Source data
============================================================
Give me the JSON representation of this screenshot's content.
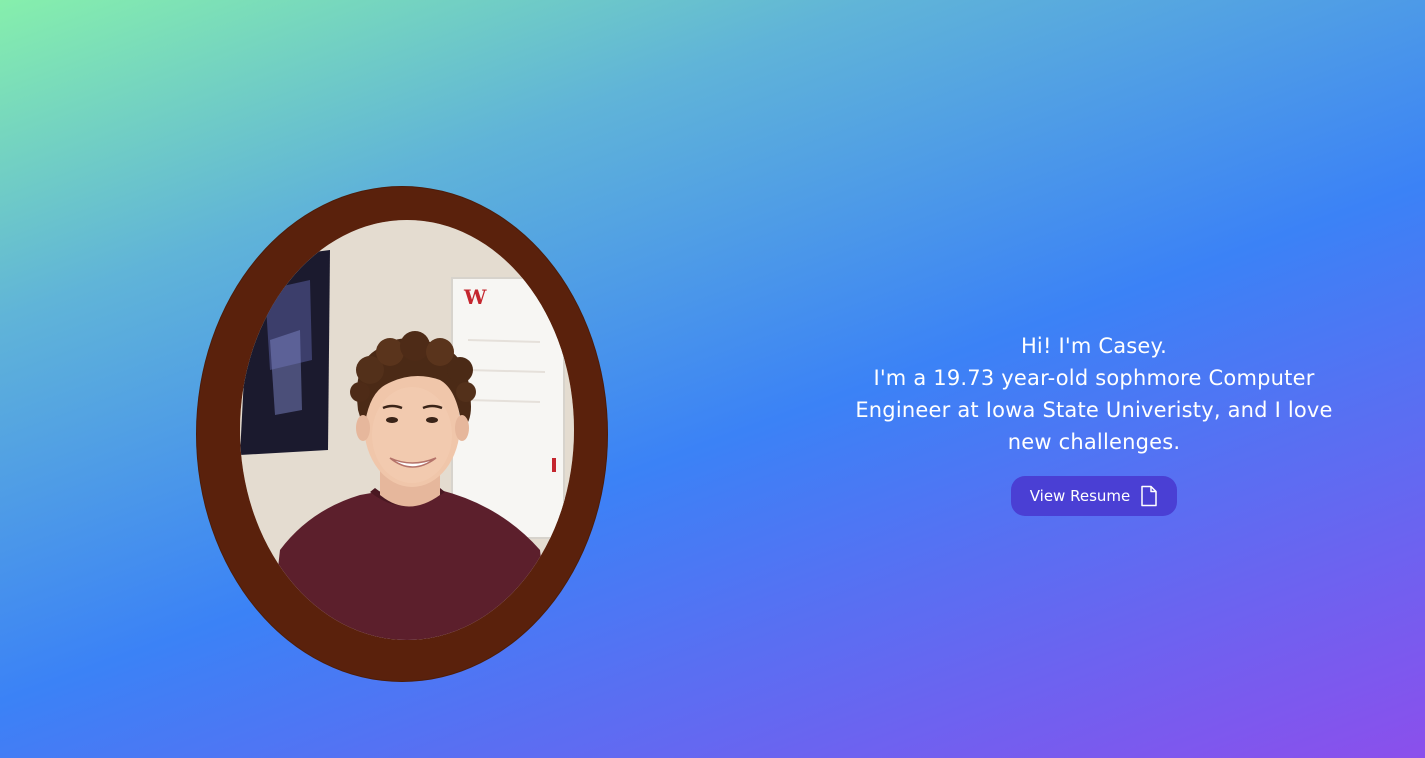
{
  "hero": {
    "greeting": "Hi! I'm Casey.",
    "bio": "I'm a 19.73 year-old sophmore Computer Engineer at Iowa State Univeristy, and I love new challenges.",
    "resume_button_label": "View Resume",
    "resume_icon": "document-icon"
  },
  "colors": {
    "gradient_start": "#86efac",
    "gradient_mid": "#3b82f6",
    "gradient_end": "#8b4fec",
    "frame": "#5a210c",
    "button": "#4a3fd4"
  }
}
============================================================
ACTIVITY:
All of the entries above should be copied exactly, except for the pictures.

REPLY:
Give me the JSON representation of this screenshot's content.
{
  "hero": {
    "greeting": "Hi! I'm Casey.",
    "bio": "I'm a 19.73 year-old sophmore Computer Engineer at Iowa State Univeristy, and I love new challenges.",
    "resume_button_label": "View Resume",
    "resume_icon": "document-icon"
  },
  "colors": {
    "gradient_start": "#86efac",
    "gradient_mid": "#3b82f6",
    "gradient_end": "#8b4fec",
    "frame": "#5a210c",
    "button": "#4a3fd4"
  }
}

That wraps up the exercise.